by Megan Zhang
As vice president of the College Republicans at New York University, Megan Powers leads a group of individuals whose political leanings are rather uncommon in liberal New York City.
Power first joined the College Republicans when she was a freshman, having been raised by conservative parents. However, she does not consider herself to have extremely right-wing beliefs. “I don’t like identifying myself starkly as a Republican,” said Powers. Powers explained that people have so many preconceptions about Republicans, Democrats, and their respective beliefs, that she feels hesitant to categorize herself. She said that, although members of the NYU College Republicans are more right-leaning than most, they are in general economically conservative, socially moderate, and socially liberal. Therefore, the club does not identify itself as very conservative, especially given the fact that NYU is located in the heart of a city that is known for its liberalness.
Powers explains that the members of the NYU Republicans and NYU Democrats are actually good friends, and that debates between the two clubs are without hostility. “We all ultimately want the same thing at NYU: more active participation in politics,” she said.
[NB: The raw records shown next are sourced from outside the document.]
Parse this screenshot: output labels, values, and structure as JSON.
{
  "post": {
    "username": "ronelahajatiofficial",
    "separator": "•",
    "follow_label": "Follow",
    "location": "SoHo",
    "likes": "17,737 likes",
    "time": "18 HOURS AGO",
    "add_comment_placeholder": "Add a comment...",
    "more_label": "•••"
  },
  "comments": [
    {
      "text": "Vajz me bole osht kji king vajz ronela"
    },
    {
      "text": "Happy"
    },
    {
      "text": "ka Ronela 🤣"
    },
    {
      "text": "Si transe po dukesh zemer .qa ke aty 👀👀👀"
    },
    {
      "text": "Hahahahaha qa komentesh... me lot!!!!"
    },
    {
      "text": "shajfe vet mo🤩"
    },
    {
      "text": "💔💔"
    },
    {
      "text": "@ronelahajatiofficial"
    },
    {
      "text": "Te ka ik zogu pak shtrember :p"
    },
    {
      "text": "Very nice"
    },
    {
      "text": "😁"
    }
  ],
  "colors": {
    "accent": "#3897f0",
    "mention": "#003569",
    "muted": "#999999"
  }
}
However, in such a liberal atmosphere, the NYU Republicans do face some obstacles. “One of our biggest challenges is that not a lot of people are aware we exist,” she said. According to Powers, students often do not expect such a liberal school to even have a club dedicated to Republicans. Powers has also had professors receive her negatively for her more conservative beliefs. “My professor wanted us to participate in the student march for Occupy Wall Street,” said Powers. “I did not want to participate, and I told her I didn’t want to march and identify myself in the protesters. She told me I had to go, otherwise [my grade] would be deducted.” Only after Powers ended up speaking with the professor’s boss was she allowed to opt out of the protest, without a grade reduction.
Despite these challenges, Powers expresses that she is very open to hearing others’ beliefs and does not mind having beliefs that may not coincide with those of her classmates. “If you say something in a respectful manner and you’re willing to listen…people give you a mutual respect,” Powers said. “You learn a lot more from people when you can agree that you’re not completely right.”